→ Work item
This task calls for every entry below to be repeated exactly, without the pictures.

----

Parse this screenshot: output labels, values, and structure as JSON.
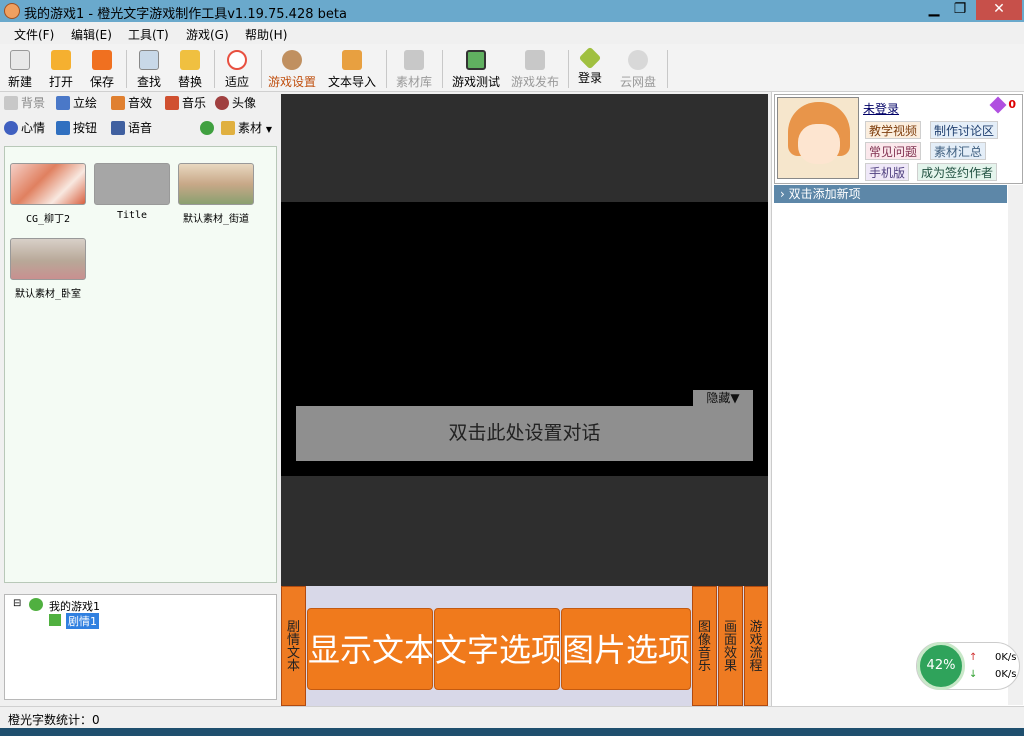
{
  "window": {
    "title": "我的游戏1 - 橙光文字游戏制作工具v1.19.75.428 beta",
    "min_glyph": "▁",
    "max_glyph": "❐",
    "close_glyph": "✕"
  },
  "menu": [
    "文件(F)",
    "编辑(E)",
    "工具(T)",
    "游戏(G)",
    "帮助(H)"
  ],
  "toolbar": [
    {
      "label": "新建",
      "icon": "new-file-icon",
      "color": "#e8e8e8",
      "enabled": true
    },
    {
      "label": "打开",
      "icon": "open-folder-icon",
      "color": "#f5b030",
      "enabled": true
    },
    {
      "label": "保存",
      "icon": "save-icon",
      "color": "#f07020",
      "enabled": true
    },
    {
      "label": "查找",
      "icon": "find-icon",
      "color": "#c8d8e8",
      "enabled": true
    },
    {
      "label": "替换",
      "icon": "replace-icon",
      "color": "#f0c040",
      "enabled": true
    },
    {
      "label": "适应",
      "icon": "fit-icon",
      "color": "#e85040",
      "enabled": true
    },
    {
      "label": "游戏设置",
      "icon": "gear-icon",
      "color": "#c09060",
      "enabled": true
    },
    {
      "label": "文本导入",
      "icon": "text-import-icon",
      "color": "#e8a040",
      "enabled": true
    },
    {
      "label": "素材库",
      "icon": "library-icon",
      "color": "#c8c8c8",
      "enabled": false
    },
    {
      "label": "游戏测试",
      "icon": "test-play-icon",
      "color": "#60b060",
      "enabled": true
    },
    {
      "label": "游戏发布",
      "icon": "publish-icon",
      "color": "#c8c8c8",
      "enabled": false
    },
    {
      "label": "登录",
      "icon": "login-star-icon",
      "color": "#a0c040",
      "enabled": true
    },
    {
      "label": "云网盘",
      "icon": "cloud-disk-icon",
      "color": "#d8d8d8",
      "enabled": false
    }
  ],
  "resource_tabs": {
    "row1": [
      "背景",
      "立绘",
      "音效",
      "音乐",
      "头像"
    ],
    "row2": [
      "心情",
      "按钮",
      "语音",
      "素材"
    ]
  },
  "assets": [
    {
      "name": "CG_柳丁2"
    },
    {
      "name": "Title"
    },
    {
      "name": "默认素材_街道"
    },
    {
      "name": "默认素材_卧室"
    }
  ],
  "tree": {
    "expander": "⊟",
    "root": "我的游戏1",
    "child": "剧情1"
  },
  "stage": {
    "dialog_text": "双击此处设置对话",
    "hide_button": "隐藏▼"
  },
  "commands": {
    "story_text": "剧情文本",
    "show_text": "显示文本",
    "text_option": "文字选项",
    "image_option": "图片选项",
    "image_music": "图像音乐",
    "screen_effect": "画面效果",
    "game_flow": "游戏流程"
  },
  "user": {
    "login_status": "未登录",
    "gem_count": "0",
    "links": [
      "教学视频",
      "制作讨论区",
      "常见问题",
      "素材汇总",
      "手机版",
      "成为签约作者"
    ]
  },
  "right_panel": {
    "add_item": "双击添加新项"
  },
  "perf": {
    "percent": "42%",
    "up_speed": "0K/s",
    "down_speed": "0K/s"
  },
  "status": {
    "word_count": "橙光字数统计：0"
  }
}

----

→ Your solution
Parse this screenshot: output labels, values, and structure as JSON.
{
  "window": {
    "title": "我的游戏1 - 橙光文字游戏制作工具v1.19.75.428 beta",
    "min_glyph": "▁",
    "max_glyph": "❐",
    "close_glyph": "✕"
  },
  "menu": [
    "文件(F)",
    "编辑(E)",
    "工具(T)",
    "游戏(G)",
    "帮助(H)"
  ],
  "toolbar": [
    {
      "label": "新建",
      "icon": "new-file-icon",
      "color": "#e8e8e8",
      "enabled": true
    },
    {
      "label": "打开",
      "icon": "open-folder-icon",
      "color": "#f5b030",
      "enabled": true
    },
    {
      "label": "保存",
      "icon": "save-icon",
      "color": "#f07020",
      "enabled": true
    },
    {
      "label": "查找",
      "icon": "find-icon",
      "color": "#c8d8e8",
      "enabled": true
    },
    {
      "label": "替换",
      "icon": "replace-icon",
      "color": "#f0c040",
      "enabled": true
    },
    {
      "label": "适应",
      "icon": "fit-icon",
      "color": "#e85040",
      "enabled": true
    },
    {
      "label": "游戏设置",
      "icon": "gear-icon",
      "color": "#c09060",
      "enabled": true
    },
    {
      "label": "文本导入",
      "icon": "text-import-icon",
      "color": "#e8a040",
      "enabled": true
    },
    {
      "label": "素材库",
      "icon": "library-icon",
      "color": "#c8c8c8",
      "enabled": false
    },
    {
      "label": "游戏测试",
      "icon": "test-play-icon",
      "color": "#60b060",
      "enabled": true
    },
    {
      "label": "游戏发布",
      "icon": "publish-icon",
      "color": "#c8c8c8",
      "enabled": false
    },
    {
      "label": "登录",
      "icon": "login-star-icon",
      "color": "#a0c040",
      "enabled": true
    },
    {
      "label": "云网盘",
      "icon": "cloud-disk-icon",
      "color": "#d8d8d8",
      "enabled": false
    }
  ],
  "resource_tabs": {
    "row1": [
      "背景",
      "立绘",
      "音效",
      "音乐",
      "头像"
    ],
    "row2": [
      "心情",
      "按钮",
      "语音",
      "素材"
    ]
  },
  "assets": [
    {
      "name": "CG_柳丁2"
    },
    {
      "name": "Title"
    },
    {
      "name": "默认素材_街道"
    },
    {
      "name": "默认素材_卧室"
    }
  ],
  "tree": {
    "expander": "⊟",
    "root": "我的游戏1",
    "child": "剧情1"
  },
  "stage": {
    "dialog_text": "双击此处设置对话",
    "hide_button": "隐藏▼"
  },
  "commands": {
    "story_text": "剧情文本",
    "show_text": "显示文本",
    "text_option": "文字选项",
    "image_option": "图片选项",
    "image_music": "图像音乐",
    "screen_effect": "画面效果",
    "game_flow": "游戏流程"
  },
  "user": {
    "login_status": "未登录",
    "gem_count": "0",
    "links": [
      "教学视频",
      "制作讨论区",
      "常见问题",
      "素材汇总",
      "手机版",
      "成为签约作者"
    ]
  },
  "right_panel": {
    "add_item": "双击添加新项"
  },
  "perf": {
    "percent": "42%",
    "up_speed": "0K/s",
    "down_speed": "0K/s"
  },
  "status": {
    "word_count": "橙光字数统计：0"
  }
}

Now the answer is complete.